| RECORDS SUPPLIED |
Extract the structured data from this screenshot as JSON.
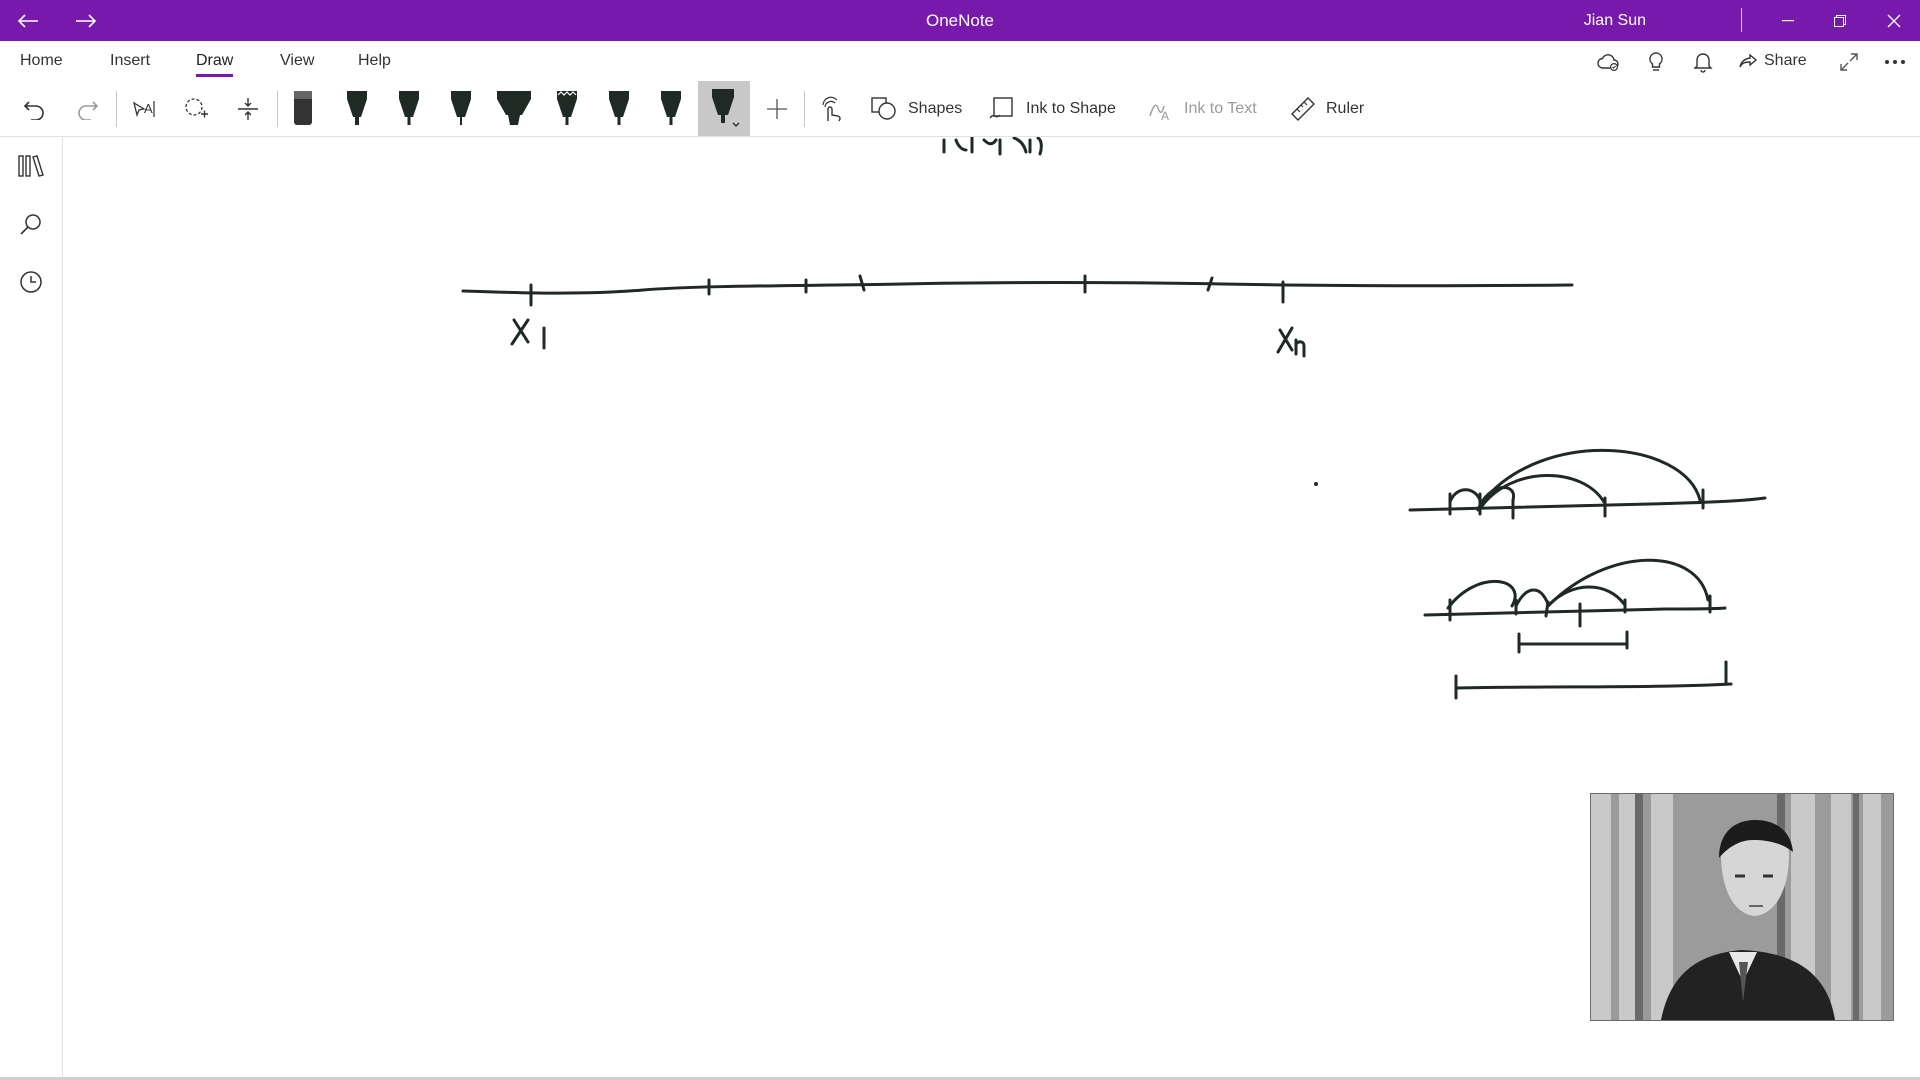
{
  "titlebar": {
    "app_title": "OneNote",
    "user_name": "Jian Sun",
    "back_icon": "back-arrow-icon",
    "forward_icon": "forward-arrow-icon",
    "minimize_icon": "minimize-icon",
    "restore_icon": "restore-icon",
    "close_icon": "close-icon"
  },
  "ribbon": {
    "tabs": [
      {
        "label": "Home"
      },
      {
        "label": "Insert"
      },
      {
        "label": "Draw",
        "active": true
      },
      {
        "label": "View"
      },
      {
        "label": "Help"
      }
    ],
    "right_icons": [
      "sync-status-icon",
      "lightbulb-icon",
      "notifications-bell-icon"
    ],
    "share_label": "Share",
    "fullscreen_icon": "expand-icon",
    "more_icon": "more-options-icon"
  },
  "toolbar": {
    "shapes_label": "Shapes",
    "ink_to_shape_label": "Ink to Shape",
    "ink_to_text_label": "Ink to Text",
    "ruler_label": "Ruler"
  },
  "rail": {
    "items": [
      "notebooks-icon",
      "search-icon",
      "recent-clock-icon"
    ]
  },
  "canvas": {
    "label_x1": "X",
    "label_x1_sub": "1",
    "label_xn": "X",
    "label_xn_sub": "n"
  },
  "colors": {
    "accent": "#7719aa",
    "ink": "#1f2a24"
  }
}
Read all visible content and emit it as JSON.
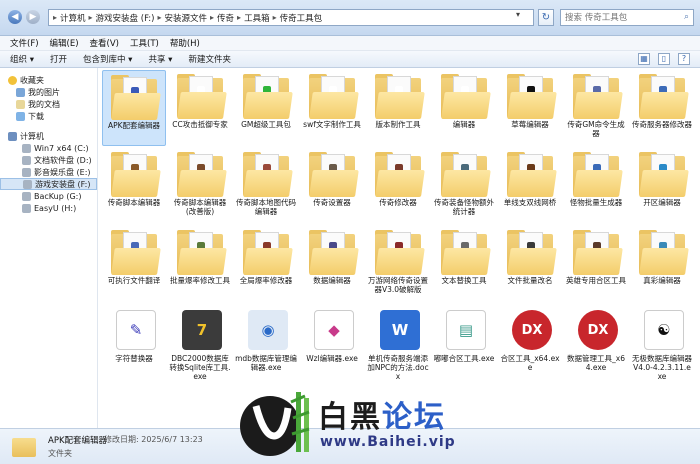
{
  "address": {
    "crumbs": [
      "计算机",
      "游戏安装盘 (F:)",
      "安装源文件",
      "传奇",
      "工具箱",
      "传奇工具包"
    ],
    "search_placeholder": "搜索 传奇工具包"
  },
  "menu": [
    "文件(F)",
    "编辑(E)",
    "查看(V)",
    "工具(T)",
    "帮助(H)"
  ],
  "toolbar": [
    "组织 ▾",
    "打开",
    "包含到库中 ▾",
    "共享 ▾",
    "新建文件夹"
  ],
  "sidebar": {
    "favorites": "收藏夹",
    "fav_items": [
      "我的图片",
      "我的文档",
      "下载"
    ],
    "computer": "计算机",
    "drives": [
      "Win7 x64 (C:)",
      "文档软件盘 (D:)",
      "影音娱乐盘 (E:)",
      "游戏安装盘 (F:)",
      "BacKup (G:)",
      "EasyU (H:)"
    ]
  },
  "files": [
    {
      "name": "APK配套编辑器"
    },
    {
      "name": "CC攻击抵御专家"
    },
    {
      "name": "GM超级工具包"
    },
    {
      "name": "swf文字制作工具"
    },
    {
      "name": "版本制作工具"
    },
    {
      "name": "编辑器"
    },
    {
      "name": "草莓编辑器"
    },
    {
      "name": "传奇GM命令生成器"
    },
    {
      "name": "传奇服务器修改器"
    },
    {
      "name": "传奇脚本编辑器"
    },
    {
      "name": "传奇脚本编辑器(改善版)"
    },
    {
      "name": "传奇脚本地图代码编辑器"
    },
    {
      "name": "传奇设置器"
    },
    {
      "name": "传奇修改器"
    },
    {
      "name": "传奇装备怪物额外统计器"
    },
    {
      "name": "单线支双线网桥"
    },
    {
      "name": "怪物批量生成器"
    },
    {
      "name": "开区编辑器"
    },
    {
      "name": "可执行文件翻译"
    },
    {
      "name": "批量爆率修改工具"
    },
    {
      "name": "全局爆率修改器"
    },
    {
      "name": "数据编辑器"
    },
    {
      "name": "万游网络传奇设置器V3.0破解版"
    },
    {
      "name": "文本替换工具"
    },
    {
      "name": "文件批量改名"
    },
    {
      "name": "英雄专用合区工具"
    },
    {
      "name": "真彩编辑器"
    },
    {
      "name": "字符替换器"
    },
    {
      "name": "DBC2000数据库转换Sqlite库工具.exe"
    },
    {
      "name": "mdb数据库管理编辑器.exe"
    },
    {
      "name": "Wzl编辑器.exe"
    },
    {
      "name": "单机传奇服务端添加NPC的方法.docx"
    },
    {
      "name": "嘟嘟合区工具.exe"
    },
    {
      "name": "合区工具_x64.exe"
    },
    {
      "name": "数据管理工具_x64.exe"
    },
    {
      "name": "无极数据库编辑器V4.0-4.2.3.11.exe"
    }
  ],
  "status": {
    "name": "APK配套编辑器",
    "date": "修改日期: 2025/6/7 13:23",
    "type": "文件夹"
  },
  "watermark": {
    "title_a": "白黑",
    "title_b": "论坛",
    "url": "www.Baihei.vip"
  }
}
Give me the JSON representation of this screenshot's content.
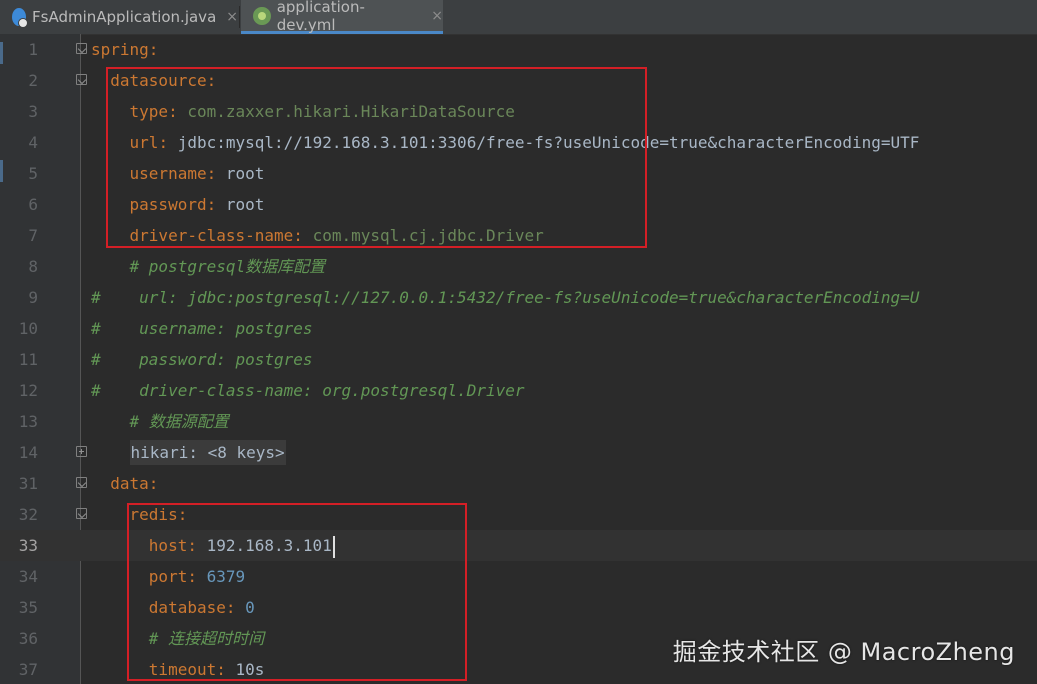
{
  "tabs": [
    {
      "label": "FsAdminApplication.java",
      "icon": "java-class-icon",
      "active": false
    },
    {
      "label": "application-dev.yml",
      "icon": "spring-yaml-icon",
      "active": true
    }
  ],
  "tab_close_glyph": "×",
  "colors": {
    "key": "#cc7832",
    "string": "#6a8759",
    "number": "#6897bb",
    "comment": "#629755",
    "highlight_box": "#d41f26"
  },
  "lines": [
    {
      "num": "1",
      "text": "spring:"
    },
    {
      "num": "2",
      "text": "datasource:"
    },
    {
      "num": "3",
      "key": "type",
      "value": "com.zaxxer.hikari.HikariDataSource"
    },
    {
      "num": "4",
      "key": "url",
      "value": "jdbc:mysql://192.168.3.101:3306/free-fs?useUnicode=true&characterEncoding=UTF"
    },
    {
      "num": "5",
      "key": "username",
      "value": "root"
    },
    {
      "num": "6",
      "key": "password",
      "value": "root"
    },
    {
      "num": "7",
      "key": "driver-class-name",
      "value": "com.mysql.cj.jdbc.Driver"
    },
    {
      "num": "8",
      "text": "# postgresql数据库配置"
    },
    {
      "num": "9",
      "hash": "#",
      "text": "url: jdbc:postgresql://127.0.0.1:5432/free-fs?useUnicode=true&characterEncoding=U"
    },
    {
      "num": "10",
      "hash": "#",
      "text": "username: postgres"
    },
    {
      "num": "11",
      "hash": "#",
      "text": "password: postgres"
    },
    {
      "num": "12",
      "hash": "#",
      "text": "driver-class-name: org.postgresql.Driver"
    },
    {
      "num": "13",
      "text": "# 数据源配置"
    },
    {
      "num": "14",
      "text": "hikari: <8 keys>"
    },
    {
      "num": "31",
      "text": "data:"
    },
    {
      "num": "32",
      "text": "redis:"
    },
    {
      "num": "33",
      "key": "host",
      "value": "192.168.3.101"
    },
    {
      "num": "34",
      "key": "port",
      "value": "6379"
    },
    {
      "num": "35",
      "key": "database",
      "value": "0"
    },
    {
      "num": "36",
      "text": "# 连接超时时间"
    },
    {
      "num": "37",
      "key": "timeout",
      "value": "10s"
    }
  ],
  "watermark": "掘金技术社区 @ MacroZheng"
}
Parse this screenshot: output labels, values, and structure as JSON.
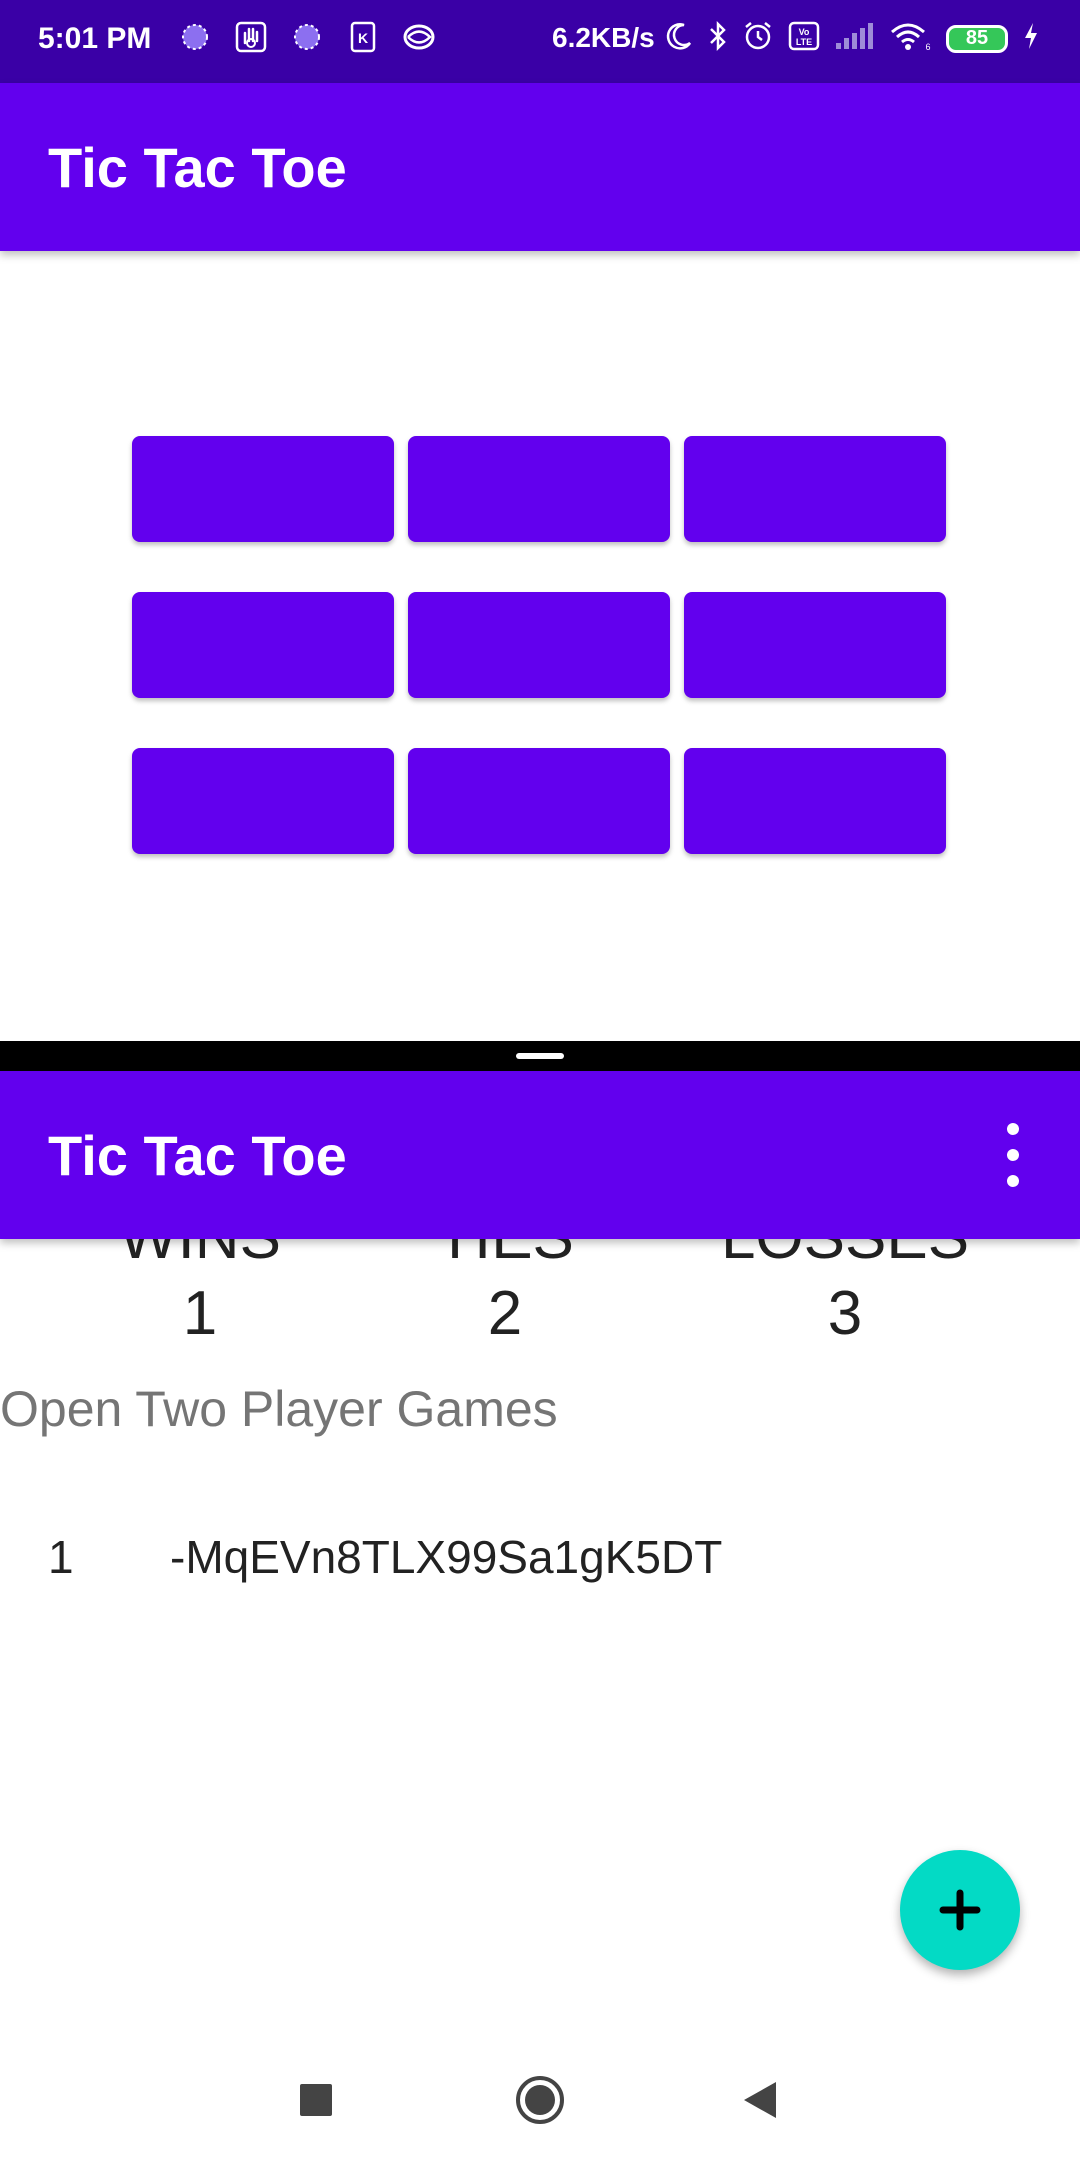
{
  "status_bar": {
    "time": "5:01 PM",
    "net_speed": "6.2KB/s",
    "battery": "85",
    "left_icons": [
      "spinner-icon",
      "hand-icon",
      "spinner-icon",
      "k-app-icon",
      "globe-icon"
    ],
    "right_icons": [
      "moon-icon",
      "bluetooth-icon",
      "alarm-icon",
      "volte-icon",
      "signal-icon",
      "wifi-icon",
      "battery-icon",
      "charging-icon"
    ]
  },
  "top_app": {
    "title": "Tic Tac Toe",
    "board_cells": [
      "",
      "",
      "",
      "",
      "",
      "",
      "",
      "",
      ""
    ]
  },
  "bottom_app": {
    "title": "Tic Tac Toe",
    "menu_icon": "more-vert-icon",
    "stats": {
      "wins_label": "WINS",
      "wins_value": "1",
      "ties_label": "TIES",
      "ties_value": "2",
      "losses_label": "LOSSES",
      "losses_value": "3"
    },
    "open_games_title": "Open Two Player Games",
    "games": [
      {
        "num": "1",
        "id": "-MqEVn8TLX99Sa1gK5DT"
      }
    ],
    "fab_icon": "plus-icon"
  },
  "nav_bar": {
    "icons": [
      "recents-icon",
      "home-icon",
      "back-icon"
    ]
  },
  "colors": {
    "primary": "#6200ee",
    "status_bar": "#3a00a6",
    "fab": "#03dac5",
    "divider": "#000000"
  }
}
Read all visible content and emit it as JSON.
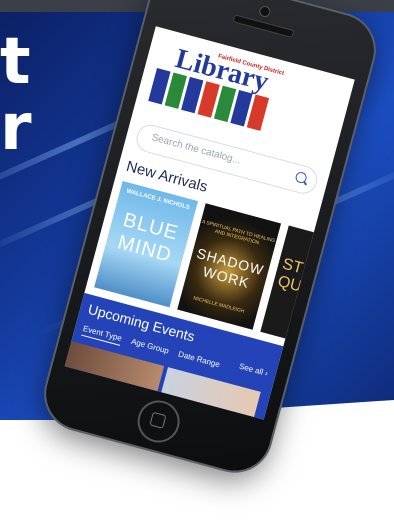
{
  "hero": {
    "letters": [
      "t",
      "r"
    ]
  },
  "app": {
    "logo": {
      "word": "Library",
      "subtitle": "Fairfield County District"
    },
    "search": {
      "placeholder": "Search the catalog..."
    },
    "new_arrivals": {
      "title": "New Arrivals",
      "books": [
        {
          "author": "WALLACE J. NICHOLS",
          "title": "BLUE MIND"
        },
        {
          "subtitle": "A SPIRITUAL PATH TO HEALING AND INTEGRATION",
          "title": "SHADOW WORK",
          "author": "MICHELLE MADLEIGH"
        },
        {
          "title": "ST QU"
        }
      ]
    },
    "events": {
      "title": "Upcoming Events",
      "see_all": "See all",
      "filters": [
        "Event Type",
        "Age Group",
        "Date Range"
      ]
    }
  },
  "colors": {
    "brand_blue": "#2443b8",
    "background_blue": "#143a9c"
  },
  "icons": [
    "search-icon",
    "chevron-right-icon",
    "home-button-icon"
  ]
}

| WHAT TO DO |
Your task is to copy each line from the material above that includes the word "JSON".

| RESPONSE TO THIS EXERCISE |
Extract the structured data from this screenshot as JSON.
Read all visible content and emit it as JSON.
Give me the JSON representation of this screenshot's content.
Parse this screenshot: output labels, values, and structure as JSON.
Read all visible content and emit it as JSON.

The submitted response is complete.